It was just before midday when we reached the car. The heat of yesterday hadn’t returned thankfully and we wondered where to go next. I knew of a little bar after Alto del Perdon where I have enjoyed a few cold drinks and mid morning snacks; it seemed ideal. We found a table in the shade and watched pilgrims come and go; oh my I can tell you it pulled on my heartstrings! I just wanted to keep on walking with them. We chatted with a dutch couple walking their third camino… lucky them! We finished our meal and headed off.
We drove up the the Alto and admired the view and watched more pilgrims arrive and pose with the great iron figures. Gerry spotted a road sign the a cow on it… you see so many here as your travelling. He’s been saying that they always look sad and downhearted so today I took a photo and made gave the cow a smile… but now Gerry thinks he looks like Scooby Doo… there’s no pleasing some people!
We had through to go to Pamplona but the traffic was too much after a few weeks of quiet so we headed instead to Estella. We sat in the main square and Gerry had his first vino tinto of this trip…. a cheeky little Rioja to celebrate the end of our camino.

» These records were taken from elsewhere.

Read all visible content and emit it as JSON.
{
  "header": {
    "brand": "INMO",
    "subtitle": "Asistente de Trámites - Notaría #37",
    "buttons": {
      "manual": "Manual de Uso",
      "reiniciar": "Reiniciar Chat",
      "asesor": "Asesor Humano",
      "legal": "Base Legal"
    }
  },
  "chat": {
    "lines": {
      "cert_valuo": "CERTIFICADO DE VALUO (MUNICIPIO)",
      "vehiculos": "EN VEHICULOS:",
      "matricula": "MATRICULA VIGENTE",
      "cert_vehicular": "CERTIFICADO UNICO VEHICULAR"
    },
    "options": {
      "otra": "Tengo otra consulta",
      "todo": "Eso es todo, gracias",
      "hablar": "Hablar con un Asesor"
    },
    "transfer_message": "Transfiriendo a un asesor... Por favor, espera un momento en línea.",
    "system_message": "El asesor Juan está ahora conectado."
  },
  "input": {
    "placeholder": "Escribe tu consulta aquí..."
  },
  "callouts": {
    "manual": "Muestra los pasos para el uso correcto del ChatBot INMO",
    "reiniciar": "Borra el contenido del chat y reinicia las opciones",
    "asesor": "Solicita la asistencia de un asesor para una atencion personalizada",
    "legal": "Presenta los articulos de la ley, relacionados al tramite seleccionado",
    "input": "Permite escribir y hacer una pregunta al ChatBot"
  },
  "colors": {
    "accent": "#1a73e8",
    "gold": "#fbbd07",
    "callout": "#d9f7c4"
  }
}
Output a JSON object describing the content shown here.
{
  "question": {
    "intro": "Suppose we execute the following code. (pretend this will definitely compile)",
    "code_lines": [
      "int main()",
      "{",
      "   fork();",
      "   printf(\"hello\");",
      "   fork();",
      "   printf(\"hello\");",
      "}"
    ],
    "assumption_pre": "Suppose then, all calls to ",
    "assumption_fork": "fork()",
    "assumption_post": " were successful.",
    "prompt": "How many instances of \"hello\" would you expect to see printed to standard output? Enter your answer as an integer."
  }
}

Tomorrow we’re moving back to the mountains for another adventure but for today we’ll enjoy one more evening over looking the plains of Aragon.